[Data items]
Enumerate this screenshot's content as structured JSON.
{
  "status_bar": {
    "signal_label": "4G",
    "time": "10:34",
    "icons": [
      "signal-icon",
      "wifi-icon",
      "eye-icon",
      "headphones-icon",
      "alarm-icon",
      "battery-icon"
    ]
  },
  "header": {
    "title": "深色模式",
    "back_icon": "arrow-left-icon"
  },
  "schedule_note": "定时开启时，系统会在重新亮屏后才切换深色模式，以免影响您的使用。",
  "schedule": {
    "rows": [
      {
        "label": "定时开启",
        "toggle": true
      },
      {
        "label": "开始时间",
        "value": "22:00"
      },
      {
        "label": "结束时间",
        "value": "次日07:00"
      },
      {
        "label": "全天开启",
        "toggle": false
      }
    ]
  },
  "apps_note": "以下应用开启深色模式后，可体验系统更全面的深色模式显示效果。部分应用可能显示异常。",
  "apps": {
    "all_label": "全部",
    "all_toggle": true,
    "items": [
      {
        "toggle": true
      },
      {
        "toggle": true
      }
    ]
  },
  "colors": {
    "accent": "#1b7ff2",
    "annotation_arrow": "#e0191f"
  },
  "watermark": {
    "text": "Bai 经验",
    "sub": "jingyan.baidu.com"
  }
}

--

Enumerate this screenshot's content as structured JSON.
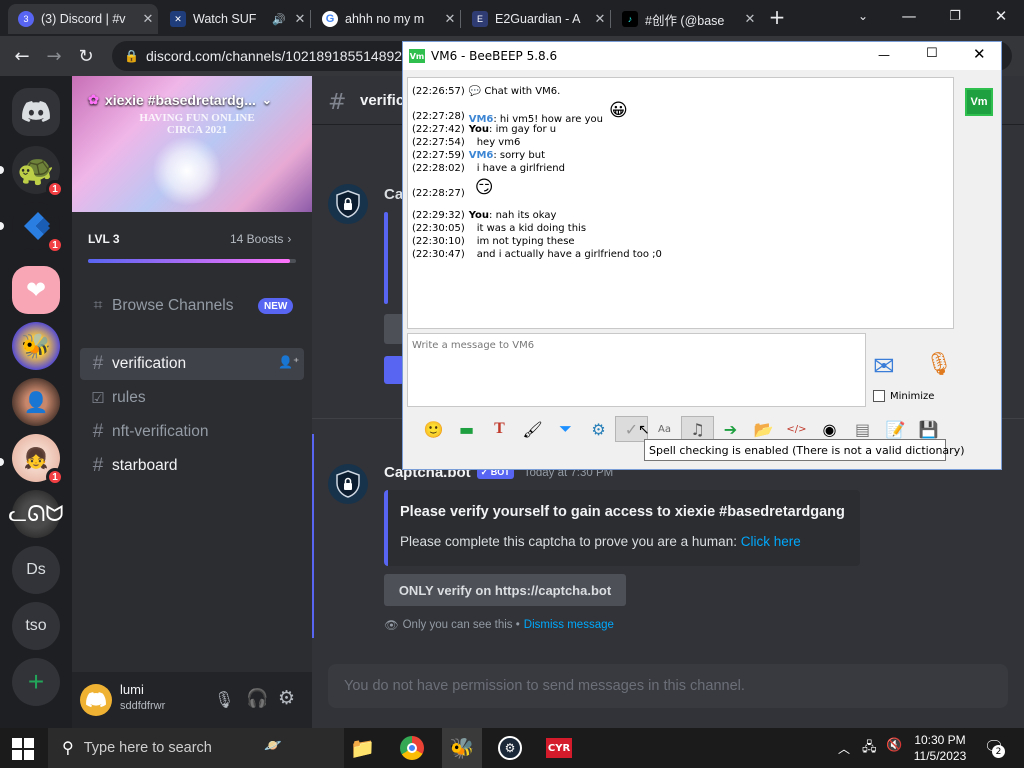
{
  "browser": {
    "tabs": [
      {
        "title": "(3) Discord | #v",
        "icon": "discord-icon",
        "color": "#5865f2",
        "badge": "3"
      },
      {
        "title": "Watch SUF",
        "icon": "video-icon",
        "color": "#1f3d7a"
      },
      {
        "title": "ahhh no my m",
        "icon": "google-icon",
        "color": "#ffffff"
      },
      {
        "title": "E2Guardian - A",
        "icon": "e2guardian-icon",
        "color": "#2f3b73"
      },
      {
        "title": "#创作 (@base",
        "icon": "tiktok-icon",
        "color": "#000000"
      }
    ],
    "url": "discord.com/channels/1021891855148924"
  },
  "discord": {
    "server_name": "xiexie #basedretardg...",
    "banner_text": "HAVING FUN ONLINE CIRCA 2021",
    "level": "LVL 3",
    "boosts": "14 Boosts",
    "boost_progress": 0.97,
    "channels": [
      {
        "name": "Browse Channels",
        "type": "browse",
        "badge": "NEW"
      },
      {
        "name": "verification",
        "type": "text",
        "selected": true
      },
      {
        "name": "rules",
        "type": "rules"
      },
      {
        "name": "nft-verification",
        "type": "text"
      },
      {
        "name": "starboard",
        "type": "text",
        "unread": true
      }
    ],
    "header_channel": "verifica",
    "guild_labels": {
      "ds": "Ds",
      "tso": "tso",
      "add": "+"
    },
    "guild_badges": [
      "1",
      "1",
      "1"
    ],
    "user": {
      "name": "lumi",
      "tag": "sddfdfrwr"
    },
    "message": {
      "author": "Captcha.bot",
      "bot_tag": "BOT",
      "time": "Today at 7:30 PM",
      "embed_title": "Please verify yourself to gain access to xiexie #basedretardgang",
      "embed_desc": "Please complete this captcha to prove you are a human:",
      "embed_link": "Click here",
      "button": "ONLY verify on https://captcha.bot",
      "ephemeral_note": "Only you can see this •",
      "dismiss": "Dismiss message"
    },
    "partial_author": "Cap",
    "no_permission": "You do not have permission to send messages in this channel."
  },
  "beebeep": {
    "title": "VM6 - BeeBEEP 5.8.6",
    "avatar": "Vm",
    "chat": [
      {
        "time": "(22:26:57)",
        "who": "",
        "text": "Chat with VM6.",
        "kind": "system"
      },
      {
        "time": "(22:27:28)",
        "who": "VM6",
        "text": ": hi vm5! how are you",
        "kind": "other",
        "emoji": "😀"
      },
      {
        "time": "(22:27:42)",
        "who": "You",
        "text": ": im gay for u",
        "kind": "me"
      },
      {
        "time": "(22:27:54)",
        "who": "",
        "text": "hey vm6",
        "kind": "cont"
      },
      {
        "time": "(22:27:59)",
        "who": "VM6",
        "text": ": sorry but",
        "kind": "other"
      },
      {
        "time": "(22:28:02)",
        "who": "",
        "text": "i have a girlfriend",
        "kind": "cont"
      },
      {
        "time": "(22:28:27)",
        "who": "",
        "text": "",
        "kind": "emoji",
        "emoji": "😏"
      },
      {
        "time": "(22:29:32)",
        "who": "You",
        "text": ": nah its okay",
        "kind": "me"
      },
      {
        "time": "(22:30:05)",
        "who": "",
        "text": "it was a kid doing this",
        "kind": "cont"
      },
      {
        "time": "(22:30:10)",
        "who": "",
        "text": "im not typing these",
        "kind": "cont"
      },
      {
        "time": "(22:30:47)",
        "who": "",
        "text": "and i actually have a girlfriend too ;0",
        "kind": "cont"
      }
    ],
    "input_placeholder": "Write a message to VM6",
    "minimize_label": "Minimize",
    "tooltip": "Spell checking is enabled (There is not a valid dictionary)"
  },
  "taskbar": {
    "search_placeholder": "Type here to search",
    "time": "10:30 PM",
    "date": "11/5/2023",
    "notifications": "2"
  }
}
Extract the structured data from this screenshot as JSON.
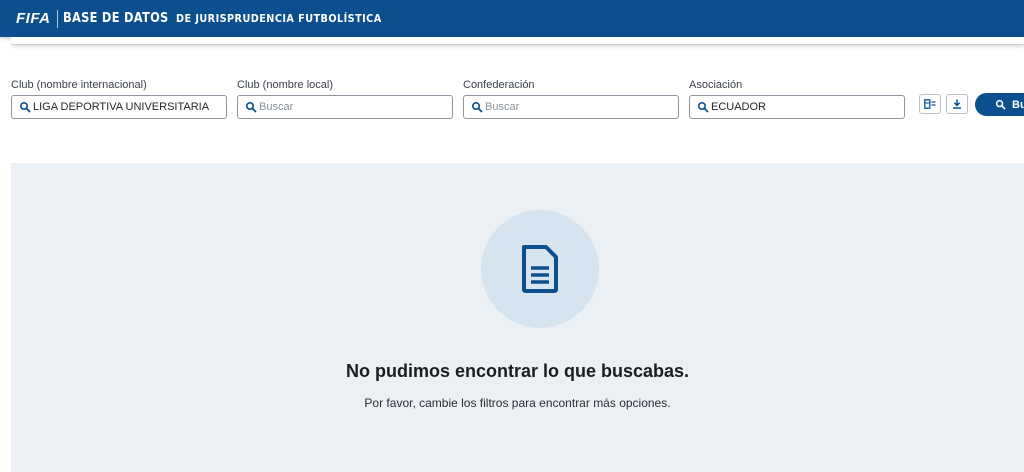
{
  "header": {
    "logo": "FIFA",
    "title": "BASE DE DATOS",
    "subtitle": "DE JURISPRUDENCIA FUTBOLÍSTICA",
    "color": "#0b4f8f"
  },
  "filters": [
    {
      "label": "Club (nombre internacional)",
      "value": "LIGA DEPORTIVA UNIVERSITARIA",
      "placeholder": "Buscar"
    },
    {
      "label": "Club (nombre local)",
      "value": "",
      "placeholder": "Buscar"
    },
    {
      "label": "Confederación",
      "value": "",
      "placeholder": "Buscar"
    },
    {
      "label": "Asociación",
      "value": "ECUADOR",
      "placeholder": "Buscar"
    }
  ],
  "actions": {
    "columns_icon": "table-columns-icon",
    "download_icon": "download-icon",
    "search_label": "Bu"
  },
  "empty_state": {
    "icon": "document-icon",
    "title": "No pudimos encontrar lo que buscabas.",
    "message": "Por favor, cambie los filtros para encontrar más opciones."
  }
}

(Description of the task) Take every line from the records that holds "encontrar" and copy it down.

(Answer to this exercise)
    "title": "No pudimos encontrar lo que buscabas.",
    "message": "Por favor, cambie los filtros para encontrar más opciones."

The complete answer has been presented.